Nobody wants to think about being so injured or sick that they can no longer make healthcare choices for themselves. However, if it does happen, it’s too late to tell people what kind of medical care you want and how to go about administrating it.
The start of incapacitation is when a living will becomes effective. Therefore, this article focuses on what is included in a living will and how to make a living will be more helpful in understanding how to carry out your healthcare wishes.
Writing a living will does not have to be a complicated matter. Providing your wishes on a free living will form, as long as it is signed, witnessed and notarized according to your state’s statute, is enough to put your directives in effect if the time should come. However, to make your living will unambiguous and ironclad, ensure that the living will is formatted with 4 to 6 sections that include the principal’s information, general directives, specific instructions and the signature sections.
The principal or patient is the person drafting the living will, which in this case would be you. This section includes the following information:
- Your name
- Your address
- A declaration that your choices were not influenced or coerced in any way.
In this section, you select yes or no to withhold or withdraw medical treatment if it prolongs your dying process. This section will also include the circumstances that will trigger the decision to withhold or withdraw further treatment. Examples of those circumstances include having a terminal condition or being in an unrecoverable vegetative state.
Instructions about what types of medical treatment will be withheld or withdrawn should it slow the progression of death are what you will include in this section. The specific instructions for withholding or withdrawing certain medical treatments or life-saving actions you may include are:
- Cardiopulmonary resuscitation (CPR)
- A breathing ventilator
- A feeding tube supplying nutrients and fluids intravenously or uses a tube inserted in the stomach
- Dialysis or the removal of waste from the bloodstream.
- Medications that treat infections, such as antibiotics or antiviral drugs.
This section can also include medical treatments you would want while other treatment decisions are followed. For example, suppose your living will says that you no longer want food or water after a certain point. In that case, this section can also state that you would like to have comfort medication administered to avoid the discomfort and pain associated with the lack of water and food.

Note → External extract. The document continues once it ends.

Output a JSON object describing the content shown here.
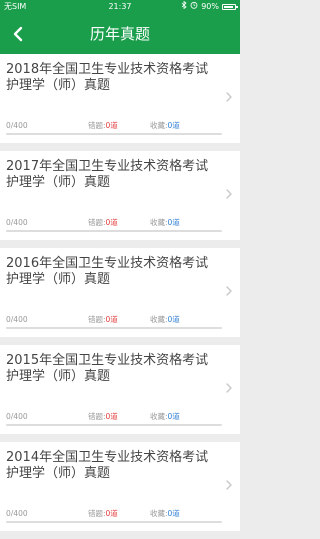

Also, include who will be the agent or caregiver on your behalf. This person or persons will facilitate the decision-making process when you cannot do so. In addition, the agent or agents will confer with medical personnel to ensure the living will is carried out to the last wish.
A living will can also provide directives for pastoral and spiritual care. For example, for someone of the Catholic faith, the living will directions can include making sure healing sacraments are administered to give peace, strength and grace while preparing for death.
This section can also include whether you want your organs and tissues donated after your passing. You can even state if you wish to donate your body for scientific study and research.
The more specific you are about your wishes in this section, the less likely medical personnel will carry out the decisions made on your behalf incorrectly because of ambiguities or misinterpretations.
This section can have three areas, one for the principal’s signature, one for the witnesses’ signatures and another for the notary’s signature. However, not all of these sections are required depending on the state that you reside in and the laws governing living wills.
For example, residents of most states need to have two witnesses or have a choice between two witnesses or a notary to sign a living will. However, North Carolina requires both two witnesses and a notary, while Arizona and Utah only need one witness’s signature. Alaska and New Mexico have no witness requirements, while Michigan has no state law regarding living wills.
A thoughtfully drafted living will erases any vagueness that may be open to misinterpretation. Be as specific as possible to avoid ambiguity and misunderstandings. Also, talk to family members, close friends, or whoever will be your caregiver, pointing out the living will directives so they understand them clearly.
Appoint someone you can trust to confer with the medical team taking care of you so they cannot ignore or misinterpret your wishes. With your agent, physicians and nurses working together, there can be no deviating from your living will directions.